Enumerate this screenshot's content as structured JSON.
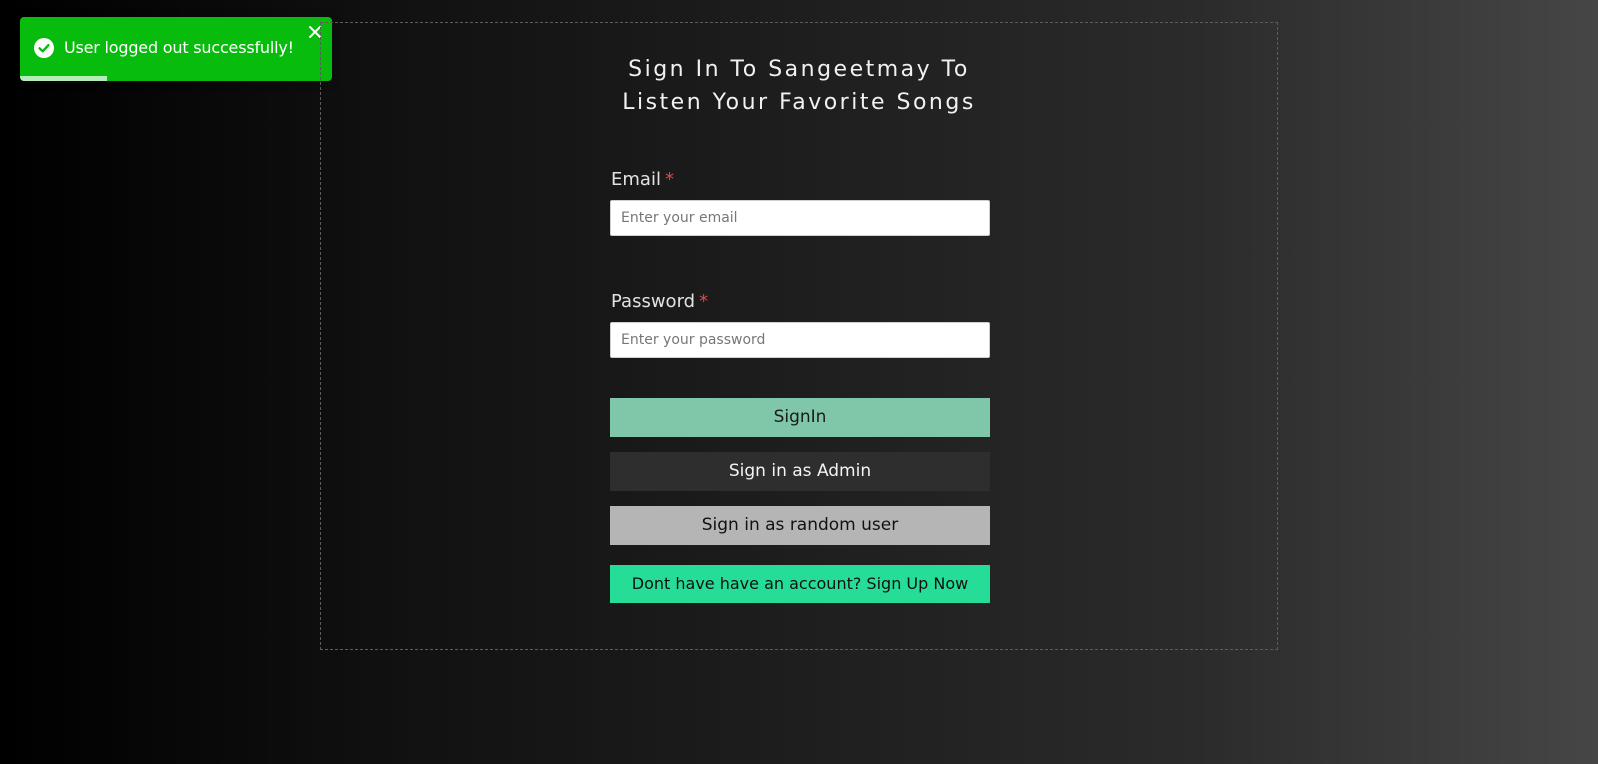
{
  "toast": {
    "message": "User logged out successfully!",
    "icon": "check-circle-icon",
    "close_icon": "close-icon",
    "progress": 0.28,
    "color": "#07bc0c"
  },
  "heading": {
    "line1": "Sign In To Sangeetmay To",
    "line2": "Listen Your Favorite Songs"
  },
  "form": {
    "email": {
      "label": "Email",
      "required_mark": "*",
      "placeholder": "Enter your email",
      "value": ""
    },
    "password": {
      "label": "Password",
      "required_mark": "*",
      "placeholder": "Enter your password",
      "value": ""
    }
  },
  "buttons": {
    "signin": "SignIn",
    "admin": "Sign in as Admin",
    "random": "Sign in as random user",
    "signup": "Dont have have an account? Sign Up Now"
  },
  "colors": {
    "signin_bg": "#7fc7a8",
    "admin_bg": "#2e2e2e",
    "random_bg": "#b5b5b5",
    "signup_bg": "#26dd97",
    "required": "#e04848"
  }
}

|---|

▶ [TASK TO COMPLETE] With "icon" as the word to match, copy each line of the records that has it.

▶ [YOUR RESPONSE]
    "icon": "check-circle-icon",
    "close_icon": "close-icon",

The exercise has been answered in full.